Checked out 10 times in 10 years
Last checked out 1 year ago
This has been a wonderful series (running for 22 years as of 2010) and it’s a very useful one for small libraries. It provides a snapshot of contemporary poetry that usually includes those newly established and those who have been around for many, many years. It appeals to people who’ve been reading poetry for years and those who are new readers of poetry. The back of the book not only has bios of the poets but brief statements by the poets about the poem.
This particular volume has a treasure at the very back where the series editor, David Lehman, has asked each of the guest editors throughout the years to provide a list of their favorite poems of the 2oth Century (this being the last volume to deal with that century since the poems chosen came out in 1999). The 12 editors who provided a list mentioned a total of 59 poets, a wonderful diversity and it makes for a great reading list. The poets listed most often were Robert Frost, Elizabeth Bishop, Wallace Stevens, Hart Crane, T.S. Eliot, and William Carlos Williams. It would do a library good to be sure to have a collected volume of each of these poets (I recall seeing Frost and Crane on Albertville’s shelves but I’m not sure of the others). Because of these lists, I would suggest keeping this particular volume on one’s shelf until it’s worn out.
Generally, however, I would recommend a small library buy a Best of American Poetry only once every 3-5 years and to cull volumes once they’re 10 years old. These anthologies also need to be kept in perspective. They are almost exclusively edited by poets who have been stamped “approved” by academia, and the poets themselves are often academics, and the journals read to find the poems are often sponsored by colleges or universities. So, diverse as the poems within can sometimes be, they still are not a complete picture, even of a given year.

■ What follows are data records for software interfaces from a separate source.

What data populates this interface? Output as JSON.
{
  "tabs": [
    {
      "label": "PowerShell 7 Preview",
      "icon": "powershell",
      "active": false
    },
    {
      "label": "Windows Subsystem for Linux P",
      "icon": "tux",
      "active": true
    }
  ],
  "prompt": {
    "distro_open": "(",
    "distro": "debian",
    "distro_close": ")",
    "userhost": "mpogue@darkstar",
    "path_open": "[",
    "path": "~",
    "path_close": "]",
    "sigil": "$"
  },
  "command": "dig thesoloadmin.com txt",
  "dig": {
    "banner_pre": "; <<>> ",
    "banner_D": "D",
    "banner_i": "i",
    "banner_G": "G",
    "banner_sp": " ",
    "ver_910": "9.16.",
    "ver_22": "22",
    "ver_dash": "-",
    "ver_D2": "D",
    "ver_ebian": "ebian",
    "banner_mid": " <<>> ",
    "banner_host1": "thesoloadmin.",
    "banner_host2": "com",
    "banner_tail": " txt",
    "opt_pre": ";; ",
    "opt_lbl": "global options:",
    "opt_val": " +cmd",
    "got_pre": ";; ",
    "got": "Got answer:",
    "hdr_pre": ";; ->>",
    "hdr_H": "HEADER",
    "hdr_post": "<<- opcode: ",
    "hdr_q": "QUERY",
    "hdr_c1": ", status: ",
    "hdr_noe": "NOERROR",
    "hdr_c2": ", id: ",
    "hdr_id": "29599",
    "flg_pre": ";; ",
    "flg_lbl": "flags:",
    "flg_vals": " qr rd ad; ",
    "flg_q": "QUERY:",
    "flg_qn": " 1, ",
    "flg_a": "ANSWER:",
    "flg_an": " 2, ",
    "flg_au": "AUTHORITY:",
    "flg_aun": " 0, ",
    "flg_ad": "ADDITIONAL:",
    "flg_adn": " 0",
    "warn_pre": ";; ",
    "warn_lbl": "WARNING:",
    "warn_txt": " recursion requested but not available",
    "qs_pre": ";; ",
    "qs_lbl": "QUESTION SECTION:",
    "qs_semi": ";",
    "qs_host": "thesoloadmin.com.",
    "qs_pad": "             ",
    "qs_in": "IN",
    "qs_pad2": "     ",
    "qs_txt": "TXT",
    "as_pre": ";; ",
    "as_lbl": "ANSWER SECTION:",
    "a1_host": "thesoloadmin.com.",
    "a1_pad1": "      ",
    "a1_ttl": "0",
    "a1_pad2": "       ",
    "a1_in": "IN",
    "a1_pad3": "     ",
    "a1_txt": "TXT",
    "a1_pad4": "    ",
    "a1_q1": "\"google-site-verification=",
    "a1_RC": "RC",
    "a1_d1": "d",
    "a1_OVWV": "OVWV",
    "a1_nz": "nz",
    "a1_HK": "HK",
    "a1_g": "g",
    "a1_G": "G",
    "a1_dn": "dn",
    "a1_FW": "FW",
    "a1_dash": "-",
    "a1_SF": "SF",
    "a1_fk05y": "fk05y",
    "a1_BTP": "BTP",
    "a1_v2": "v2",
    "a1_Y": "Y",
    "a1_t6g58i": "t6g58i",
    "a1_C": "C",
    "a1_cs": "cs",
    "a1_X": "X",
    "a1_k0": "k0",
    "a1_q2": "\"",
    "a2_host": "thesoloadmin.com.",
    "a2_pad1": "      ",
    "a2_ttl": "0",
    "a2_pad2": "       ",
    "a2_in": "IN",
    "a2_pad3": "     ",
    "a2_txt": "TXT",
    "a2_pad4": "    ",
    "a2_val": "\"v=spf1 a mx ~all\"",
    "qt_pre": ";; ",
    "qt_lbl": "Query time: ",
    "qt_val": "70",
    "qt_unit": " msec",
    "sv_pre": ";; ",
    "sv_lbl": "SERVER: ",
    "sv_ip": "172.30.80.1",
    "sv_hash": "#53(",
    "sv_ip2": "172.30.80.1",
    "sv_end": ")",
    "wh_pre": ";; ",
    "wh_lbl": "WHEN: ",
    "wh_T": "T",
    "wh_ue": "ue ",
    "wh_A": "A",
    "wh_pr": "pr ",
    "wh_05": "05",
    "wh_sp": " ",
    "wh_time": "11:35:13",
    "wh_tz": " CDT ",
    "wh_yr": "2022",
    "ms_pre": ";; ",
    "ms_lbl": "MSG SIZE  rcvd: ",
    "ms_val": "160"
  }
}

I read poetry with the attitude of a treasure hunter. Sometimes I’m hunting in places I’m likely to find a treasure, say a book by a favorite poet, and sometimes I’m at an art show, where the chances are better than 50/50 that I’ll find something intriguing, and sometimes I’m at a flea market. These anthologies are like an art show. At any art show, there’s going to be work that just doesn’t move you or you just don’t get. There are things you appreciate but wouldn’t hang in your living room and there are things you adore. And if you take nothing home, at least the browsing was fascinating. I haven’t read this entire anthology. Still, I can tell you there were poems I thought I should like (Mary Oliver’s “Work”) but didn’t, poems that unexpectedly delighted me (Christopher Edgar’s “Birthday”), and two whose projects fascinated me and which would make good writing prompts at the high school or college level (Karl Elder’s “Alpha Images” and Robert Pinsky’s “Samurai Song”). Some day I hope to check it out again and continue to treasure hunt.